A post-surrealistic experiment juxtaposing visual artworks and literary sources that apparently have nothing in common

WORDS BY AMELIA ROSSELLI - PHOTOS BY PETER HUJAR
Translations by Tijana Mamula

Peter Hujar, Robert Bending, 1977; courtesy of the Peter Hujar Archive


[Untitled]
from Variazioni belliche 

The mystique of the brain. The devil’s light raised dust
in the impure eyes of my fecundity. I shook with envy

but the ray of sun also raised love stories tenuous
like the pear tree with its enchanted flowers, like the bread that
nightly ingrains itself in our affairs of love and compassion
and hunger and squaring of the wicked circle that we elevate
above all knowledge.
Incautious I turned to the beyond but was quickly seared by
envious hands. My own hands brought me back to earth
my own nails raised from earth the star of
happiness. The saints and wise men carry the light in their hands, in their
minds the negroes and the schoolteachers and the girls returning
from the agriculture schools.
Doomed to pretend I raised myself from the dust soon enough
and knelt down at the fountain of the prosperous. By then the protestants
no longer prevailed upon my ingenuous youth and in
all candor I forgave the boors, for ancient fasts. Fasting
heart, step away from anger and remain a powerful
lord.


Peter Hujar, Divine, 1975; courtesy of the Peter Hujar Archive 

Peter Hujar, Self-Portrait, Cindy Sherman Suite, 1982; courtesy of the Peter Hujar Archive 


There’s something like pain in the room
from Documento(1966-73) 

There’s something like pain in the room, and
it’s partly overcome: but the weight

of objects wins, in meaning
weight and deprivation. 

There’s something like red in the tree, but it’s
the orange of the lamp base

bought in places I don’t want to remember
because they also carry weight. 

As I can know nothing of your hunger
precise in their will

are the stylized fountains
well placeable is the overturning of a destiny
of men divided by oblique noise.


Peter Hujar, H.M. Koutoukas, 1979; courtesy of the Peter Hujar Archive



[Untitled]

from Variazioni belliche

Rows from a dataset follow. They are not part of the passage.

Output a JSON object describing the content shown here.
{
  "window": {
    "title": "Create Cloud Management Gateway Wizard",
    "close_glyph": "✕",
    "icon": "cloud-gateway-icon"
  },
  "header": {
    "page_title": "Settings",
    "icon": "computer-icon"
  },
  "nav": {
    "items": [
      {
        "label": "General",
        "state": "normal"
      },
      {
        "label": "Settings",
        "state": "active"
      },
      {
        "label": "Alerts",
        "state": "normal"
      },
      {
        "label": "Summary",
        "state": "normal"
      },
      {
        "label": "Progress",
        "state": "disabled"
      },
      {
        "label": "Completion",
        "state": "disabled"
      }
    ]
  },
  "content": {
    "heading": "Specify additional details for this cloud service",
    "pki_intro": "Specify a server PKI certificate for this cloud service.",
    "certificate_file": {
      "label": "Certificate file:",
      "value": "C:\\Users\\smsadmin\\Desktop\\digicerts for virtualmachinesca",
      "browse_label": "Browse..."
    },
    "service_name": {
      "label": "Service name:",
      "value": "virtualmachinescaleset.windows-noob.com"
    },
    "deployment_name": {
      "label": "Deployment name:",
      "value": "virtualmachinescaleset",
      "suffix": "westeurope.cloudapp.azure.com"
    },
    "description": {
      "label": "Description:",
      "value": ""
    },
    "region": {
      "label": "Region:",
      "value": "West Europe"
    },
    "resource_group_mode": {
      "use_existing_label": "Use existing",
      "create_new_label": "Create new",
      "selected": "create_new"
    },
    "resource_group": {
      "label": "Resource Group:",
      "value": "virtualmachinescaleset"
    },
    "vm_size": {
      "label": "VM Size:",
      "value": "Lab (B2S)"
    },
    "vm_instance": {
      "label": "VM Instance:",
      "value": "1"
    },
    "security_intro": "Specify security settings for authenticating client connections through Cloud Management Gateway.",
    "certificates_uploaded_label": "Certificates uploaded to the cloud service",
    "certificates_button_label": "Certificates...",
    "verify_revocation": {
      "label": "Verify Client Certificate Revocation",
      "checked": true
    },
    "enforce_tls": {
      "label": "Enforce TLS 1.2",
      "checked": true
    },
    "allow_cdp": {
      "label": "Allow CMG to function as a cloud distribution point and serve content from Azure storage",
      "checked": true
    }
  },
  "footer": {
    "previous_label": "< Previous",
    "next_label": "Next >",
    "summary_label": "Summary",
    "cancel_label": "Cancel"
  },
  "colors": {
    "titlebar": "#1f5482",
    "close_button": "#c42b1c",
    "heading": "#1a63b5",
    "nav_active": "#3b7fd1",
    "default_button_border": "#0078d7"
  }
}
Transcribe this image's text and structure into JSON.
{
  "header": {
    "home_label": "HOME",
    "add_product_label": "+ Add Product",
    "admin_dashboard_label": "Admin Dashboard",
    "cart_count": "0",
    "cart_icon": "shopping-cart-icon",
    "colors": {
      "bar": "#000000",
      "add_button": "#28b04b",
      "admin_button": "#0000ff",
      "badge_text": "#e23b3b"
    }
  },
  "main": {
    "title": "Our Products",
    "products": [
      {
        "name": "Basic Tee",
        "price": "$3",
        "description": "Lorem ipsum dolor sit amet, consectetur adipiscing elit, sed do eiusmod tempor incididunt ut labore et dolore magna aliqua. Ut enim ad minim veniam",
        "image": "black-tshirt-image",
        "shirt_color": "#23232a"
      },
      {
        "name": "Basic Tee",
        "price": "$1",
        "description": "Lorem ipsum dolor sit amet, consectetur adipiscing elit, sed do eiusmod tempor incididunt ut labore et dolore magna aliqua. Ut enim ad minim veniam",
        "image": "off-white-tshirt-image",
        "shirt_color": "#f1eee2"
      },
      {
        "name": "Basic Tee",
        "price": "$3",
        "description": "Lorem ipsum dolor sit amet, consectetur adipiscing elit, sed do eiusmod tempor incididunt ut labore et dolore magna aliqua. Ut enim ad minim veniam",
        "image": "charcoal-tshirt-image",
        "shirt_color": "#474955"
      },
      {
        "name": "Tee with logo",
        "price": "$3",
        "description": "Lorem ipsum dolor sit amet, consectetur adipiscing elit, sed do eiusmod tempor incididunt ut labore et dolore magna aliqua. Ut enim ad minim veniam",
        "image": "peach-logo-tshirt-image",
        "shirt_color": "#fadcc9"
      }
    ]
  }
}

In the grip of a brutal shock, wretched
and close to your heart I sent smells of incense into
the circles under your eyes. The Ardeatine caves combined beliefs
and dreams – I had left, you had come back – death
was a crescendo of violences that didn’t vent
in your head of delusion. The black waters of
my disillusion were burnished by your happiness and by
my having you in hand, close and far away like the surge
of the summer stars. The night wind went
and dreamt great things: I rhymed within my powers
and took part in the void. The backbone of
your sins fuelled the crowd: the train stopped
and it was in its talk that the truth paused.
In the encounter with the fairytale the bandits dwelled.

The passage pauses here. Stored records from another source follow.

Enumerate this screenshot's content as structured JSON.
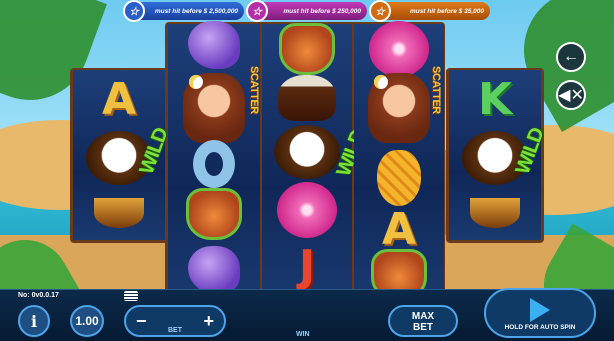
{
  "jackpots": [
    {
      "text": "must hit before $ 2,500,000",
      "color": "#2f6dd8",
      "icon": "star-icon"
    },
    {
      "text": "must hit before $ 250,000",
      "color": "#c23ab9",
      "icon": "star-icon"
    },
    {
      "text": "must hit before $ 35,000",
      "color": "#e07b19",
      "icon": "star-icon"
    }
  ],
  "reels": [
    [
      "A",
      "coconut",
      "bowl"
    ],
    [
      "shell",
      "girl",
      "wild",
      "ring",
      "mask",
      "shell"
    ],
    [
      "mask",
      "drum",
      "coconut",
      "flower",
      "J"
    ],
    [
      "flower",
      "girl",
      "scatter",
      "pineapple",
      "A",
      "mask"
    ],
    [
      "K",
      "coconut",
      "bowl"
    ]
  ],
  "symbols": {
    "A": "A",
    "K": "K",
    "J": "J",
    "wild": "WILD",
    "scatter": "SCATTER"
  },
  "controls": {
    "back_icon": "arrow-left-icon",
    "sound_icon": "sound-off-icon",
    "version": "No: 0v0.0.17",
    "info_label": "i",
    "coin_value": "1.00",
    "bet_minus": "−",
    "bet_plus": "+",
    "bet_label": "BET",
    "win_label": "WIN",
    "max_bet_label_1": "MAX",
    "max_bet_label_2": "BET",
    "spin_label": "HOLD FOR AUTO SPIN"
  }
}
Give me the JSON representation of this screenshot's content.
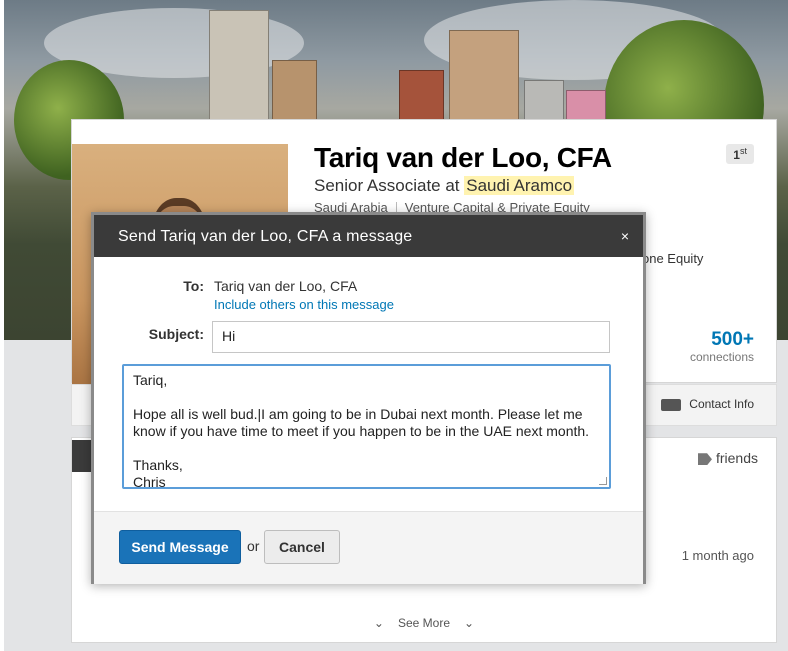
{
  "profile": {
    "name": "Tariq van der Loo, CFA",
    "degree": "1",
    "degree_suffix": "st",
    "headline_prefix": "Senior Associate at ",
    "company": "Saudi Aramco",
    "location": "Saudi Arabia",
    "industry": "Venture Capital & Private Equity",
    "industry_partial": "one Equity",
    "connections_count": "500+",
    "connections_label": "connections",
    "contact_info_label": "Contact Info"
  },
  "activity": {
    "tag_label": "friends",
    "time_ago": "1 month ago",
    "see_more_label": "See More"
  },
  "modal": {
    "title": "Send Tariq van der Loo, CFA a message",
    "close_glyph": "×",
    "to_label": "To:",
    "to_value": "Tariq van der Loo, CFA",
    "include_link": "Include others on this message",
    "subject_label": "Subject:",
    "subject_value": "Hi",
    "body_value": "Tariq,\n\nHope all is well bud.|I am going to be in Dubai next month. Please let me know if you have time to meet if you happen to be in the UAE next month.\n\nThanks,\nChris",
    "send_label": "Send Message",
    "or_label": "or",
    "cancel_label": "Cancel"
  },
  "icons": {
    "close": "close-icon",
    "contact": "contact-card-icon",
    "tag": "tag-icon",
    "chevron": "chevron-down-icon"
  },
  "colors": {
    "link_blue": "#0077b5",
    "send_button": "#1a73b8",
    "modal_header": "#3a3a3a",
    "highlight": "#fff3b0"
  }
}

Peter Hujar, Paul Thek on Zebra, 1965; courtesy of the Peter Hujar Archive


The flowers come as gifts
from Documento(1966-73) 

The flowers come as gifts and they dilate
silenced by a sharp surveillance

never get tired of gifts.

The world is an extracted tooth
don’t ask me why

I’m so old today
the rain is sterile.

Aiming for the blighted seeds
you were the withered union I was looking for
steal someone else’s heart to then use it.

Hope is a possibly definitive injury
the coins ring harsh in the marble
of the hand. 

I was convincing the monster to withdraw
to the clean rooms of an imaginary hotel

there were tiny embalmed vipers out in the woods. 

I made myself up as priest of poetry
but I was dead to life

the viscera getting lost
in a brawl
you die of it swept aside by science.

The world is thin and flat:
a few elephants wander it, dull.


Peter Hujar (1934-1987) is an american photographer. He was a leading figure in the group of artists, musicians, writers, and performers at the forefront of the cultural scene in downtown New York in the 1970s and early 80s. He is most associated with his black-and-white portraits but his subjects also include nudes, animals and the streets of night-time Manhattan. 

Amelia Rosselli (1930-1996) was a poet and musician, part of the so-called “Thirties generation” alongside some of the most important names in twentieth-century Italian literature. Pier Paolo Pasolini defined her writing as a “poetics of lapsus.” She herself said that “the language in which I write is a single one, while my aural experience follows an associative logic that belongs to all people and is reflected in all languages​​.” Her poetry collections include Variazioni belliche (Garzanti, 1964), Serie ospedaliera (Il Saggiatore, 1969), Documento (1966-1973)(Garzanti, 1976). Rosselli committed suicide on February 11, 1996, in Rome.